= REQUIRED WORK =
Complete, exact copies of all entries are needed.

= DATASET RECORDS =
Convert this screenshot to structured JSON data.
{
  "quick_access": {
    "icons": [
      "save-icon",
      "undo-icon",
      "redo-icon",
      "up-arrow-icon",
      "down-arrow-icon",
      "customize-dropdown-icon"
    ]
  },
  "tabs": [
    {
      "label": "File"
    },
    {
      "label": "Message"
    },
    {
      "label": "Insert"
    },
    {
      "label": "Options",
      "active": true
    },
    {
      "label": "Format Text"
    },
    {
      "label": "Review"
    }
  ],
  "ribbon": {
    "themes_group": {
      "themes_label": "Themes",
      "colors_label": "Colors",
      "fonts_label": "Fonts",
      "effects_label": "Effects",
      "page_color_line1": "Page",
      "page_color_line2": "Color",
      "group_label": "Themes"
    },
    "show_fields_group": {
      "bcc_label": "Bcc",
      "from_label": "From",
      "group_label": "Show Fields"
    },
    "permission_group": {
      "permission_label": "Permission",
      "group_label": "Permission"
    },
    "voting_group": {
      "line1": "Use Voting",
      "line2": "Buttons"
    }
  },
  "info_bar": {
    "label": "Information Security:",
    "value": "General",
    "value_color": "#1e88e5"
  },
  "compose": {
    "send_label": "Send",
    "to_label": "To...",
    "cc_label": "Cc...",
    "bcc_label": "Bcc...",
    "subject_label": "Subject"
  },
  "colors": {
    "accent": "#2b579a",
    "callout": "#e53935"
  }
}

= SOLUTION TO THIS PROBLEM =
Convert this screenshot to structured JSON data.
{
  "quick_access": {
    "icons": [
      "save-icon",
      "undo-icon",
      "redo-icon",
      "up-arrow-icon",
      "down-arrow-icon",
      "customize-dropdown-icon"
    ]
  },
  "tabs": [
    {
      "label": "File"
    },
    {
      "label": "Message"
    },
    {
      "label": "Insert"
    },
    {
      "label": "Options",
      "active": true
    },
    {
      "label": "Format Text"
    },
    {
      "label": "Review"
    }
  ],
  "ribbon": {
    "themes_group": {
      "themes_label": "Themes",
      "colors_label": "Colors",
      "fonts_label": "Fonts",
      "effects_label": "Effects",
      "page_color_line1": "Page",
      "page_color_line2": "Color",
      "group_label": "Themes"
    },
    "show_fields_group": {
      "bcc_label": "Bcc",
      "from_label": "From",
      "group_label": "Show Fields"
    },
    "permission_group": {
      "permission_label": "Permission",
      "group_label": "Permission"
    },
    "voting_group": {
      "line1": "Use Voting",
      "line2": "Buttons"
    }
  },
  "info_bar": {
    "label": "Information Security:",
    "value": "General",
    "value_color": "#1e88e5"
  },
  "compose": {
    "send_label": "Send",
    "to_label": "To...",
    "cc_label": "Cc...",
    "bcc_label": "Bcc...",
    "subject_label": "Subject"
  },
  "colors": {
    "accent": "#2b579a",
    "callout": "#e53935"
  }
}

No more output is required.